The National History Society inducted nine new initiatives into the Alpha Gamma Omega Chapter of Phi Alpha Theta. This high honor recognizes students who show an outstanding performance in their history courses. This year’s inductees include: Katie Akerboom, Curtis Matthew Dassow, Sydney Johnson, Brigitta Jeannae Kaiser, Katelyn Krajewski, Scott Pamperin, Andrea N. Schroeder, Josephy Taylor and Gabrielle Ann Marie Zimmerman.
News & Events
History Department Announcements
- History Honor Society Induction
May 4, 2016
- Faculty note: Sherman presents essay at Harvard
April 11, 2016
- Photos: Fugelsang ‘brilliant and hilarious’
April 7, 2016
- Faculty note: Lowery publications
April 1, 2016
Heidi Sherman (Humanistic Studies) presented the essay (written with Arnold Lelis) “Gorm’s Travels to Gardariki in the 920s” at the invitational conference “Portraits of Medieval Eastern Europe” held at Harvard University April 8, 2016. The workshop essays will be published in a collection for undergraduate medieval and world history students, which follows the volume, Portraits of Old Russia: Imagined Lives of Ordinary People, 1300-1745 (Rutledge: 2015). The list of workshop papers can be found here.
We gave you plenty of heads-up to get to the John Fugelsang presentation March 29, a featured speaker in the Historical Perspectives Series. Prof. Harvey Kaye (History), reflected on the presentation. “He combined standup comedy (with brilliance and vulgarity that reflected the nature of American politics) AND smart intellectual analysis… At time John was hilarious and at times as serious as a historically informed academic, which, combined, afforded us a critical look at political humor. Moreover, the Q&A was fabulous — our students made us all very proud of them! In fact the afternoon Q&A on the film DREAM ON was wonderful… John loved the questions and thoroughly enjoyed delivering his answers and reflections.” We have photos.
The winter issue of the Journal of American History features an article by Vince Lowery (Humanistic Studies/History). The article, titled “‘Another Species of Race Discord’: Race, Desirability, and the North Carolina Immigration Movement,” explores the debate about North Carolina’s short-lived immigration program (1907-1909). Lowery argues that whites in eastern North Carolina, far from being immigration restrictionists, were more receptive to supposedly “undesirable” southern and eastern European immigrants capable of marginalizing or even replacing African American workers.

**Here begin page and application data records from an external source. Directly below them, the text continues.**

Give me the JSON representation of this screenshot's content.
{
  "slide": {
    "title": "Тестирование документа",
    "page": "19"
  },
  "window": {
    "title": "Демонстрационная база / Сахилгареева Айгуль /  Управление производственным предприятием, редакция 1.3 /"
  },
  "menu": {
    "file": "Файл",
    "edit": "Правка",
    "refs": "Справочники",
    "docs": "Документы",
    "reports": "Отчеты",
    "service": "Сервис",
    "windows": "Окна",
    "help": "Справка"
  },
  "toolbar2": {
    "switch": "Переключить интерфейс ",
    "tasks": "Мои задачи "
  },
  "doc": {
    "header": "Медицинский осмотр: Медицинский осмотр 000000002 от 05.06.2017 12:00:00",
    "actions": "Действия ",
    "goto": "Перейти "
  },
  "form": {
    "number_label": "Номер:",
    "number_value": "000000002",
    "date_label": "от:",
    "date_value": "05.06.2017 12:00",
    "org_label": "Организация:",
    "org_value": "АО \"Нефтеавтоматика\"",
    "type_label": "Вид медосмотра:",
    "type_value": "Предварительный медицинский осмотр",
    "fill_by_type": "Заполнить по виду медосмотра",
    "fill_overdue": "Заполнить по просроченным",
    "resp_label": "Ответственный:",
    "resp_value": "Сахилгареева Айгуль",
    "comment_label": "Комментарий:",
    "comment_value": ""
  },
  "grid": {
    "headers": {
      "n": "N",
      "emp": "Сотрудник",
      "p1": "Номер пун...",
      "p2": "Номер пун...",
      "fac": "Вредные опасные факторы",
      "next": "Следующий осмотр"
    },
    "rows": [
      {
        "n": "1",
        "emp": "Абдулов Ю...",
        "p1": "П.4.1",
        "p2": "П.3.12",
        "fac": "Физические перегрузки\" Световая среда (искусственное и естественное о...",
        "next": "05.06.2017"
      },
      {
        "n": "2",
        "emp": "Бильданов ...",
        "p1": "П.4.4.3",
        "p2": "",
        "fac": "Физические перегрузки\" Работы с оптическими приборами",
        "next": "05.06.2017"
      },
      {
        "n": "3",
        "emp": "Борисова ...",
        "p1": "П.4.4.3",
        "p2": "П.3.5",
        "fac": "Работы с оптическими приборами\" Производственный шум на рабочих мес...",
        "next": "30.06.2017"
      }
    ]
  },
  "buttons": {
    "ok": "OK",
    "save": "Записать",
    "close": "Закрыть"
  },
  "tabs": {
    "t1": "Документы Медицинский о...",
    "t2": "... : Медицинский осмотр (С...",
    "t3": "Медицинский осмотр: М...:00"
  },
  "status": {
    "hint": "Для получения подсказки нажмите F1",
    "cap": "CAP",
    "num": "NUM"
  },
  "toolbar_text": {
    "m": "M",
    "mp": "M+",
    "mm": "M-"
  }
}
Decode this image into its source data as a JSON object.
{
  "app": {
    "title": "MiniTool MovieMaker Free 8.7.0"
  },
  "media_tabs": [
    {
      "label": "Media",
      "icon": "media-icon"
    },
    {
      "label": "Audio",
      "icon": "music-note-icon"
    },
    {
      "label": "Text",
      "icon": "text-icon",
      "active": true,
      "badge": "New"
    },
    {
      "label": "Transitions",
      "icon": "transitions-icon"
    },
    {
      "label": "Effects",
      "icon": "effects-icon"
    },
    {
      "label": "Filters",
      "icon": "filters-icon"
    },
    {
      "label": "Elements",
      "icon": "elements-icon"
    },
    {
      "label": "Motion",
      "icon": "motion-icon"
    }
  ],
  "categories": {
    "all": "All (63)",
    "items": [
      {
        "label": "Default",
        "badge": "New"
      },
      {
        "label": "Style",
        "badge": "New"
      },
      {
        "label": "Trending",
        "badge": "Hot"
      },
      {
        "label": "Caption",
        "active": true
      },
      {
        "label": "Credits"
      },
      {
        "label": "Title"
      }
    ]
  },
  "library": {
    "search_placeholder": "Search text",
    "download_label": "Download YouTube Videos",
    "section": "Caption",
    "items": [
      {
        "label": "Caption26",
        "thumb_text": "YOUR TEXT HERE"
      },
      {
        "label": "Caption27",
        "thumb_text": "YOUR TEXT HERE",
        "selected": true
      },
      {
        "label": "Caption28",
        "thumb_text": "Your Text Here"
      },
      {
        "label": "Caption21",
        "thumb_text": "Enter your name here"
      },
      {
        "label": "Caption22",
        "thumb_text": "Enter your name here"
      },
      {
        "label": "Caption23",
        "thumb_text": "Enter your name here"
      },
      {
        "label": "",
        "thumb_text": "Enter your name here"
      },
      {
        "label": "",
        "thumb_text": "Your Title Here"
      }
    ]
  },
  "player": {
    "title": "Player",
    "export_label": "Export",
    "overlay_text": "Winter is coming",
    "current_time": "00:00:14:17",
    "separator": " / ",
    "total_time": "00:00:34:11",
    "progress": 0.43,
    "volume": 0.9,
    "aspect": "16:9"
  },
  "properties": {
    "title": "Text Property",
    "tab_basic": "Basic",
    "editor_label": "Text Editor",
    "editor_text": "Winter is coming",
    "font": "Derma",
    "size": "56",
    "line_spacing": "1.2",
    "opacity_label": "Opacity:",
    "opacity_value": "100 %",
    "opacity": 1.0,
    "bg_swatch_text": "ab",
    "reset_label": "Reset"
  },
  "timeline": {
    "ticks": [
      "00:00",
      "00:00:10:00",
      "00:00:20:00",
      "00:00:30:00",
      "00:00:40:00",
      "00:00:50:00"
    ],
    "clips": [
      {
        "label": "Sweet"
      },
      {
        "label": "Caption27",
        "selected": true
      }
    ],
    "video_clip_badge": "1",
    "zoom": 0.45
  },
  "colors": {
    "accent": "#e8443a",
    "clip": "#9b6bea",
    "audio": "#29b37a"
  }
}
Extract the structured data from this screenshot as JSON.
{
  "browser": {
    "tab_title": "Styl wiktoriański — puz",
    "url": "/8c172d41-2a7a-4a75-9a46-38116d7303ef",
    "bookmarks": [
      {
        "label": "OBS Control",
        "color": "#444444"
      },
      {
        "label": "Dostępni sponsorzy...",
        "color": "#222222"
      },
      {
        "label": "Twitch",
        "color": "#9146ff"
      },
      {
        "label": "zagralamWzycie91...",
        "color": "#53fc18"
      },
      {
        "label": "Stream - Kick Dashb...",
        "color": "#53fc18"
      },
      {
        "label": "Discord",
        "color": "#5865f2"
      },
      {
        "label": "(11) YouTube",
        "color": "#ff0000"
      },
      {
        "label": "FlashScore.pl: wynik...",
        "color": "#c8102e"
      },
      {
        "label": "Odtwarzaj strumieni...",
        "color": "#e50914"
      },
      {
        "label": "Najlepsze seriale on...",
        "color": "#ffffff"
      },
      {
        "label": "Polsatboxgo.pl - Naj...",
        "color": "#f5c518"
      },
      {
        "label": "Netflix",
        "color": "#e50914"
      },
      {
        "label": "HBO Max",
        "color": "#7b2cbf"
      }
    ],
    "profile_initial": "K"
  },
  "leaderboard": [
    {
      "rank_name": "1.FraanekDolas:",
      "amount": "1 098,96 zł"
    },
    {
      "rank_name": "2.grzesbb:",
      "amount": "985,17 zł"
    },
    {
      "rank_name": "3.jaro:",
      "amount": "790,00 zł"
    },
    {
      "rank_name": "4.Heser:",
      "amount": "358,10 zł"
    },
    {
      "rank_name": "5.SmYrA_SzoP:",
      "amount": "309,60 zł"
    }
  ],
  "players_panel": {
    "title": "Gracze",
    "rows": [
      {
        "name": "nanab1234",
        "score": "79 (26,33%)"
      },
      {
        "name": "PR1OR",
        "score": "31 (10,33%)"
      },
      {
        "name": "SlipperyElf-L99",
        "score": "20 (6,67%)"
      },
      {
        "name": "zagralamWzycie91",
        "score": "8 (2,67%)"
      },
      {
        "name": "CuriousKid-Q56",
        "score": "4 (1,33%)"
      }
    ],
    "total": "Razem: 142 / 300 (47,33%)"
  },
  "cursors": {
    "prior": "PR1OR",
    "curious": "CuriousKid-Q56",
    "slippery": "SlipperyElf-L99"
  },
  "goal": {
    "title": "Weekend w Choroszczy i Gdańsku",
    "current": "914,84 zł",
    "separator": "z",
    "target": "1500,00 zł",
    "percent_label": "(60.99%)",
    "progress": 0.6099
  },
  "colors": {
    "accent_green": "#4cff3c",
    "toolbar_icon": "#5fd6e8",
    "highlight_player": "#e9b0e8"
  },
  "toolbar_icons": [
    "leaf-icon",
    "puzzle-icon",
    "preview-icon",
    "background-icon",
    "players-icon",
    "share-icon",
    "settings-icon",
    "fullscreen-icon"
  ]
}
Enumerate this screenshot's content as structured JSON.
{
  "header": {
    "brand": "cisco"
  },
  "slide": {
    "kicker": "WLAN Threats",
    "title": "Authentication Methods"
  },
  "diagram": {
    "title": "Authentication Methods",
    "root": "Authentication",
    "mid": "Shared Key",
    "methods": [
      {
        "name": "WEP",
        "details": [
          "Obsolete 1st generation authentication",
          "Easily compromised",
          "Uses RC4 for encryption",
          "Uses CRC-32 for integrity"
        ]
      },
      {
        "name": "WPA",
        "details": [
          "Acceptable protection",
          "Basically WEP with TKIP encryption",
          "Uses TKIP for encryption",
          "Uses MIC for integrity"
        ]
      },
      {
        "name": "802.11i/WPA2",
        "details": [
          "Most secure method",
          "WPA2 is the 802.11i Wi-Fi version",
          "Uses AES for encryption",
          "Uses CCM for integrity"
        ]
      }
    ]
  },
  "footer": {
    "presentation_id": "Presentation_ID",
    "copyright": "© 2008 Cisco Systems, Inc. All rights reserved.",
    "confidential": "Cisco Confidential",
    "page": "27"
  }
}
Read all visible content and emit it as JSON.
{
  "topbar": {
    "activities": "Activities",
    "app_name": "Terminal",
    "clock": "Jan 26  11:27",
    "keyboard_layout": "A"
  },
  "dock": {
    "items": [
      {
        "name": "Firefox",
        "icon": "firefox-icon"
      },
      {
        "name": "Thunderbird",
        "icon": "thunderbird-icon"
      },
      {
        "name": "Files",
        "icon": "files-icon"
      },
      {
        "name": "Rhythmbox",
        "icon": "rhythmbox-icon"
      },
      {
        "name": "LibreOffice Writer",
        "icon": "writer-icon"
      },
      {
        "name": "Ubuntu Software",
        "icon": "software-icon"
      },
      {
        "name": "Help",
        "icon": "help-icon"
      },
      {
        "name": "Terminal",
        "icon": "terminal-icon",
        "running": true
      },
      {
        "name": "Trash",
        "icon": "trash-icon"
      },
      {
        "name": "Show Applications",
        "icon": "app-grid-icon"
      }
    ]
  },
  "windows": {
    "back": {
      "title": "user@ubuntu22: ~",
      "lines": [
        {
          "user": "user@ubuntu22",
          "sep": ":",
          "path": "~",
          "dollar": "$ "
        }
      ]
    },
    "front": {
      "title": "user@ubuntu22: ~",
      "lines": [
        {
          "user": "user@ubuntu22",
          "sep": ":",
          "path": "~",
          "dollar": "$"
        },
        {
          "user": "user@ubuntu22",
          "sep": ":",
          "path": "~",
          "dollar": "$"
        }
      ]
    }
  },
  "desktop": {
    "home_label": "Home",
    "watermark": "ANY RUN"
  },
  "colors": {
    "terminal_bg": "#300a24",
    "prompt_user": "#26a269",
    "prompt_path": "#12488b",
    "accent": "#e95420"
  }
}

Because of their appeals, the state legislature amended a bill granting these white immigration advocates greater latitude to recruit those foreign workers they deemed suitable.
Spinning off of this article, Lowery contributed “‘Rosy Cheeked Girl the Cause of It All': The English Teenager who Nearly Toppled the Southern Immigration Movement” to the blog “Immigration in the U.S. South” (http://www.southeasternimmigration.org/medialinks/rosy-cheeked-girl-the-cause-of-it-all-the-english-teenager-who-nearly-toppled-the-southern-immigration-movement/). That post examines the federal investigation into the travels of an English teenager recruited to work in a mill in North Carolina’s Piedmont. The legal battle that followed resulted in a decision that favored industrialists’ labor needs over federal protections of American workers from foreign competition.
Eric J. Morgan, assistant professor in Democracy and Justice Studies and History, recently had an article, “Open Spaces of Democracy: Connecting Students, Wilderness, and Community,” published in the February issue of the Journal of Sustainability Education. Appearing in the special issue on Place, Learning, and Resilience, Morgan’s article chronicles a semester-long civic engagement project, exploring the efforts of a DJS senior seminar course in its collaboration with the Baird Creek Preservation Foundation, a local wilderness preservation organization. The essay reflects on the role of students in their communities, their connections to both the idea of an actual wilderness, and the challenges and rewards of civic engagement.